EXERCISE: When a line below holds the string "What", show that line.

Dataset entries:
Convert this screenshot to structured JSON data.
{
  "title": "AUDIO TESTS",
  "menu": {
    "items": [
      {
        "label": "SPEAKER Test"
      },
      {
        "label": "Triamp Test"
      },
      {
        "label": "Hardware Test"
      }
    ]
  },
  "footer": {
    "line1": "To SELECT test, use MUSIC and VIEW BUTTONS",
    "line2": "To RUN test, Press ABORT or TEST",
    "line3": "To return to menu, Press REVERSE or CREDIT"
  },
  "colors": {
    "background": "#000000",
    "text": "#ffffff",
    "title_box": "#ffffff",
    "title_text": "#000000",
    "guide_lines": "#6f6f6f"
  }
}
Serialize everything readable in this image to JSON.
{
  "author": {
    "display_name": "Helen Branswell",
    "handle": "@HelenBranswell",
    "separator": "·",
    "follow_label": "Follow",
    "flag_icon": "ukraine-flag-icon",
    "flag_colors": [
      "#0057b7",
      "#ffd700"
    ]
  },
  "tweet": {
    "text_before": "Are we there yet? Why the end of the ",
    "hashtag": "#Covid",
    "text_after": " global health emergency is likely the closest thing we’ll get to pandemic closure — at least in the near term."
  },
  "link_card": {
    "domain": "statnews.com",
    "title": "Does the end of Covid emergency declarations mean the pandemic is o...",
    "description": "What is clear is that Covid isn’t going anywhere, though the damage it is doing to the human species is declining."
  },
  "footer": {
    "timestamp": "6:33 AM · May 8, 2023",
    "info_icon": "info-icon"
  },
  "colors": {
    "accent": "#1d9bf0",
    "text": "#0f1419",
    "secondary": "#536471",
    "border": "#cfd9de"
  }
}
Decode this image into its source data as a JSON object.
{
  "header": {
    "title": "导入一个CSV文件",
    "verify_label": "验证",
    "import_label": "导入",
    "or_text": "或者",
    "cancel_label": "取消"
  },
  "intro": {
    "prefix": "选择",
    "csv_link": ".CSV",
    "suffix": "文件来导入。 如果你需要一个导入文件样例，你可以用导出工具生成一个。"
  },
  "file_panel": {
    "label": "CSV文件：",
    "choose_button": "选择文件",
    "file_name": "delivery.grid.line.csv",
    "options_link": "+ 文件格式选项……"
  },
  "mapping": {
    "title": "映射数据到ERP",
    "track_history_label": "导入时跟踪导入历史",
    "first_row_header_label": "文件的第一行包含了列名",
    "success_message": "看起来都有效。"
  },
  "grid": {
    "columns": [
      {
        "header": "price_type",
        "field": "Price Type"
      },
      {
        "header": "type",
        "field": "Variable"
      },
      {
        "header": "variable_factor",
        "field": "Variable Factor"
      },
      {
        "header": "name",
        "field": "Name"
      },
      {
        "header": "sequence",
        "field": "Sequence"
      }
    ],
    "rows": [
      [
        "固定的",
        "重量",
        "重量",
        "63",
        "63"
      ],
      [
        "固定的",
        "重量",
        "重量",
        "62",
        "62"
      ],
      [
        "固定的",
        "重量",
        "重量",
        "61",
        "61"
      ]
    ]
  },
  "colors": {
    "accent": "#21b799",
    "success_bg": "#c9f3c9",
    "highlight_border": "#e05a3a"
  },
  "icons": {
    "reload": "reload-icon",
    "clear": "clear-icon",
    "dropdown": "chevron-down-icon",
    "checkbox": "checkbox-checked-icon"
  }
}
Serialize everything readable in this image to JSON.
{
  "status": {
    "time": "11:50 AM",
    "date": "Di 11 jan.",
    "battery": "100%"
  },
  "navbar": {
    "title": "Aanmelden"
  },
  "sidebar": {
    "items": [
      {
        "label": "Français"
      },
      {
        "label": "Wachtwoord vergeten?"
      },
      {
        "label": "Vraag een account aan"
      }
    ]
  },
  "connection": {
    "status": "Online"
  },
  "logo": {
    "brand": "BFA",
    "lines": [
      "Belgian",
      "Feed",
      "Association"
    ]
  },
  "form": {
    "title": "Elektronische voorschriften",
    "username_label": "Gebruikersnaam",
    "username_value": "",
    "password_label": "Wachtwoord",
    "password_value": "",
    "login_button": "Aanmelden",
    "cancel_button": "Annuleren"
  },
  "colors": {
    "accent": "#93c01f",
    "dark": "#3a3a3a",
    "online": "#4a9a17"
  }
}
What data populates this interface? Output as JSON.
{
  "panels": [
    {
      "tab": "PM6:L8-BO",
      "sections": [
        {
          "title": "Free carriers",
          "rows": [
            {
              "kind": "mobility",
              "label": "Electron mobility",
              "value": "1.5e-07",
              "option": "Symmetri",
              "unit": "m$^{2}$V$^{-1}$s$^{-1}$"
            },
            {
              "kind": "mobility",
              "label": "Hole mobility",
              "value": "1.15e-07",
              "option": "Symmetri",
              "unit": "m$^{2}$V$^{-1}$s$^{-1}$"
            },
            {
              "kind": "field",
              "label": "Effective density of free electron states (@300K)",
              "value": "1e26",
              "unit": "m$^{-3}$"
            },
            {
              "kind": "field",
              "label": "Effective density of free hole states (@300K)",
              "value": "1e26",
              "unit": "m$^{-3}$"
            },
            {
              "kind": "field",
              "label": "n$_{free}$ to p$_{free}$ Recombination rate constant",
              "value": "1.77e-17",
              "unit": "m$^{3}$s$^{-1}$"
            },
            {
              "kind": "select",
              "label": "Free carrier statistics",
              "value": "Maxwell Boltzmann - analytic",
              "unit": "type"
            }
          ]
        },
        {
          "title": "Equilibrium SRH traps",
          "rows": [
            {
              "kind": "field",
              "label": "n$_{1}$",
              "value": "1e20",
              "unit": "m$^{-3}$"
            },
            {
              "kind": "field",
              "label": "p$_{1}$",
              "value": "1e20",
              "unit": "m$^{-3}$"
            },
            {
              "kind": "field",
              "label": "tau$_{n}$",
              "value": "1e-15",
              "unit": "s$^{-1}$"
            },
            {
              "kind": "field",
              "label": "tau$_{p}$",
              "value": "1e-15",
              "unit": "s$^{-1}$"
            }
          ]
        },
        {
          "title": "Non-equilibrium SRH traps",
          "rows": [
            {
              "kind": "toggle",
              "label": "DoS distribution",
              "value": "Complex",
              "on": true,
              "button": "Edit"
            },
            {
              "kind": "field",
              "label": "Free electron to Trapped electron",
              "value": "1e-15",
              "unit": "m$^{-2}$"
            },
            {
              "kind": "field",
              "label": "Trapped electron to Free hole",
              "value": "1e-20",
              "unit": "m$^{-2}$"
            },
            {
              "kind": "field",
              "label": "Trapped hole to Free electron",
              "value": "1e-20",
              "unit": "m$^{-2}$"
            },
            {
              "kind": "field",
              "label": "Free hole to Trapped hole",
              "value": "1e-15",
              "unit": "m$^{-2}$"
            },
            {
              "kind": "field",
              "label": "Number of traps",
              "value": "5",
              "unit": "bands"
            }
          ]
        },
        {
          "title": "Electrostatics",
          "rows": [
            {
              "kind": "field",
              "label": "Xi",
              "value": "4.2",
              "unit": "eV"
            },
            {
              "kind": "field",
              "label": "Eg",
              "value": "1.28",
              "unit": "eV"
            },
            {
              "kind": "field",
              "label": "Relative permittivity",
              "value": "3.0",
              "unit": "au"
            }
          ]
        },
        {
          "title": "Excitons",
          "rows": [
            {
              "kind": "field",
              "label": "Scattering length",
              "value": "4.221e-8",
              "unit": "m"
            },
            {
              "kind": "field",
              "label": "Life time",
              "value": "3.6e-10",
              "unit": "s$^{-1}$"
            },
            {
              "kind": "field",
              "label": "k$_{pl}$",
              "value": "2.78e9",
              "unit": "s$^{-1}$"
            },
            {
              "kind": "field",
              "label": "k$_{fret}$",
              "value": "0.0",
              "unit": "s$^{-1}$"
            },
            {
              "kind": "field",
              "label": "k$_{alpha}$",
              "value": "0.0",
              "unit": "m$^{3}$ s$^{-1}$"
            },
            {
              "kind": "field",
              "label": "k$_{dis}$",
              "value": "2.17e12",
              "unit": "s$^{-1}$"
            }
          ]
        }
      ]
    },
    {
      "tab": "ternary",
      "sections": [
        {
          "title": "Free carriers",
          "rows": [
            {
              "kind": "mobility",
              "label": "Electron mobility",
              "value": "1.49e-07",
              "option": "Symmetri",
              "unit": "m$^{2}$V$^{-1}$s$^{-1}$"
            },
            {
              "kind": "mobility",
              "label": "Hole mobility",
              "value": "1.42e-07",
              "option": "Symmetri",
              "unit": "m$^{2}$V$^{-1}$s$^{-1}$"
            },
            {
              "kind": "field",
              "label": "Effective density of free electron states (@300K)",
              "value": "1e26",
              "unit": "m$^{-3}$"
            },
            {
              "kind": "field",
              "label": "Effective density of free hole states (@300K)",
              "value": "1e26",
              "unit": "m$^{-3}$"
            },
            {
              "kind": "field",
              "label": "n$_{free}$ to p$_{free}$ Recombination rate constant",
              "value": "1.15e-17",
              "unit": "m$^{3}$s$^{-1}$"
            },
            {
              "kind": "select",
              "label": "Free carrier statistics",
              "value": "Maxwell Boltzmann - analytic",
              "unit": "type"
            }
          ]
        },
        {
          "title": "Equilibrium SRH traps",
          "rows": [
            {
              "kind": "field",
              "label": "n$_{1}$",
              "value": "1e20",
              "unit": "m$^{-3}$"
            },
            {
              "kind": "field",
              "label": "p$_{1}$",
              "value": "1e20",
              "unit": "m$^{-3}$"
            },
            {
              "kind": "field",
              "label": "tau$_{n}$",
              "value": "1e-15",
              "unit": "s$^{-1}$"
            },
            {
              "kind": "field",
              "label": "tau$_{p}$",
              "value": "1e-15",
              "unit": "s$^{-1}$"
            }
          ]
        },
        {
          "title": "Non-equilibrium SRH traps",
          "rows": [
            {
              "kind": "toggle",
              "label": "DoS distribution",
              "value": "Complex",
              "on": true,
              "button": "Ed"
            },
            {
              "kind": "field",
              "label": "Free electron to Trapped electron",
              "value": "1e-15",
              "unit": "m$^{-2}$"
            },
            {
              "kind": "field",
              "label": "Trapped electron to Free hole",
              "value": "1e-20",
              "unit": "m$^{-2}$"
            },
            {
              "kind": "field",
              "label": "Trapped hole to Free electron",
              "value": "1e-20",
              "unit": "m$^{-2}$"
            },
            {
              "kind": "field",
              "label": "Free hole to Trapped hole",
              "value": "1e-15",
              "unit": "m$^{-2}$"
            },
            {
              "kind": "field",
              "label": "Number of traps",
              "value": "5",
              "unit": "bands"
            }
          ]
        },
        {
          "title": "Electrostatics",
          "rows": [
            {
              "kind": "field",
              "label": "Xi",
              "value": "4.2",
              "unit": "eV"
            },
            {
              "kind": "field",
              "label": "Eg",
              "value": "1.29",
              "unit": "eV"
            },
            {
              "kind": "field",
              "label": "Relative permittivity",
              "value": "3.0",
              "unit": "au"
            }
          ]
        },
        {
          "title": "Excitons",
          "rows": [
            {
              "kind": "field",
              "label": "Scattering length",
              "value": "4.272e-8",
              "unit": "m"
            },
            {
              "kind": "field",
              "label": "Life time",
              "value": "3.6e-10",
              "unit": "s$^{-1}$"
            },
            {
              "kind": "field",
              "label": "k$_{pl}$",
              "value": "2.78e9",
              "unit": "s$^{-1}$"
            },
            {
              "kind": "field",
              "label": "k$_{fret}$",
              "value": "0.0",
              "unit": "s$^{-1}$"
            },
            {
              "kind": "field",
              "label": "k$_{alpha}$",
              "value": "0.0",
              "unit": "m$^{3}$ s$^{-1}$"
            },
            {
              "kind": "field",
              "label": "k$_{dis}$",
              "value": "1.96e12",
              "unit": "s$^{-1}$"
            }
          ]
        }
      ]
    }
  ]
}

OUTPUT OF THE EXERCISE:
    "description": "What is clear is that Covid isn’t going anywhere, though the damage it is doing to the human species is declining."
What data populates this interface? Output as JSON.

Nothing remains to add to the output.